Giavazzi, Fabio, Salina, Matteo, Cerbino, Roberto, Bassi, Mattia, Prosperi, Davide, Ceccarello, Erica, Damin, Francesco, Sola, Laura, Rusnati, Marco, Chiari, Marcella, Chini, Bice, Bellini, Tommaso, Buscaglia, Marco
Proceedings of the National Academy of Sciences of the United States of America 2013 v.110 no.23 pp. 9350-9355
Human immunodeficiency virus, adhesion, antibodies, antigens, detection limit, hepatitis B, immunoglobulins, light intensity, refractive index

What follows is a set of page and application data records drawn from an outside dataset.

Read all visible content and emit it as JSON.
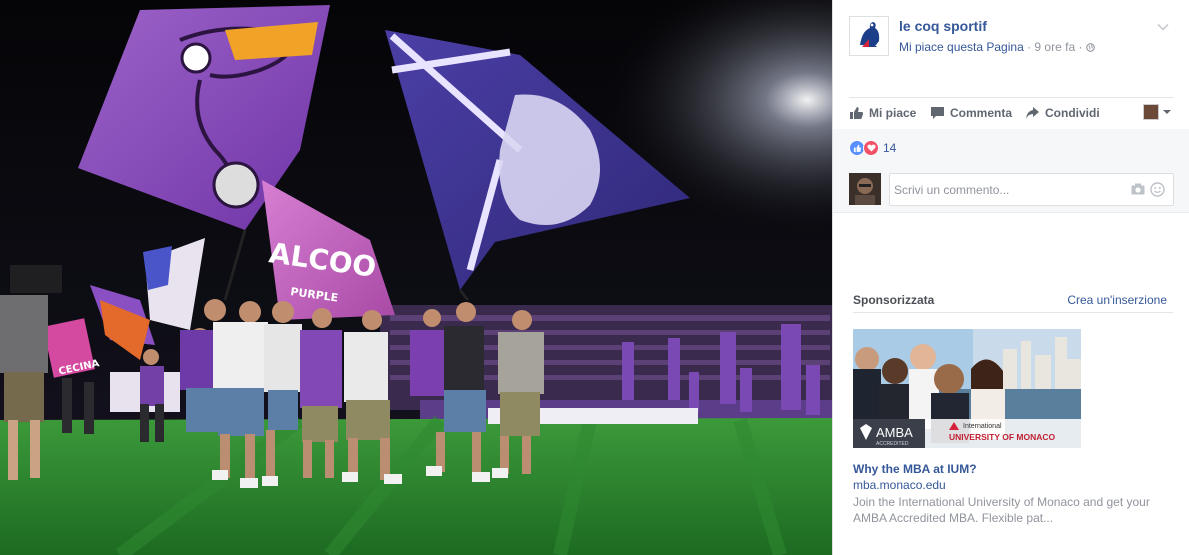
{
  "post": {
    "page_name": "le coq sportif",
    "like_page": "Mi piace questa Pagina",
    "separator": " · ",
    "time": "9 ore fa",
    "audience_icon": "globe-icon"
  },
  "actions": {
    "like": "Mi piace",
    "comment": "Commenta",
    "share": "Condividi"
  },
  "reactions": {
    "count": "14",
    "icons": [
      "like-reaction-icon",
      "love-reaction-icon"
    ]
  },
  "comment_box": {
    "placeholder": "Scrivi un commento..."
  },
  "sponsored": {
    "title": "Sponsorizzata",
    "create_ad": "Crea un'inserzione"
  },
  "ad": {
    "title": "Why the MBA at IUM?",
    "url": "mba.monaco.edu",
    "description": "Join the International University of Monaco and get your AMBA Accredited MBA. Flexible pat...",
    "image_badge_left": "AMBA",
    "image_badge_left_sub": "ACCREDITED",
    "image_badge_right_top": "International",
    "image_badge_right": "UNIVERSITY OF MONACO"
  },
  "colors": {
    "link": "#365899",
    "brand_blue": "#1d3f8a",
    "brand_red": "#d6213a",
    "like_blue": "#5890ff",
    "love_red": "#f25268",
    "flag_purple": "#7b3fb0"
  },
  "photo": {
    "banner_text": "ALCOO",
    "banner_sub": "PURPLE",
    "ad_board_text": "CECINA"
  }
}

Recognizing and quantifying specific biomolecules in aqueous samples are constantly needed in research and diagnostic laboratories. As the typical detection procedures are rather lengthy and involve the use of labeled secondary antibodies or other agents to provide a signal, efforts have been made over the last 10 y to develop alternative label-free methods that enable direct detection. We propose and demonstrate an extremely simple, low-cost, label-free biodetector based on measuring the intensity of light reflected by the interface between a fluid sample and an amorphous fluoropolymer substrate having a refractive index very close to that of water and hosting various antibodies immobilized in spots. Under these index-matching conditions, the amount of light reflected by the interface allows straightforward quantification of the amount of antigen binding to each spot. Using antibodies targeting heterologous immunoglobulins and antigens commonly used as markers for diagnoses of hepatitis B and HIV, we demonstrate the limit of detection of a few picograms per square millimeter of surface-bound molecules. We also show that direct and real-time access to the amount of binding molecules allows the precise extrapolation of adhesion rates, from which the concentrations of antigens in solution can be estimated down to fractions of nanograms per milliliter.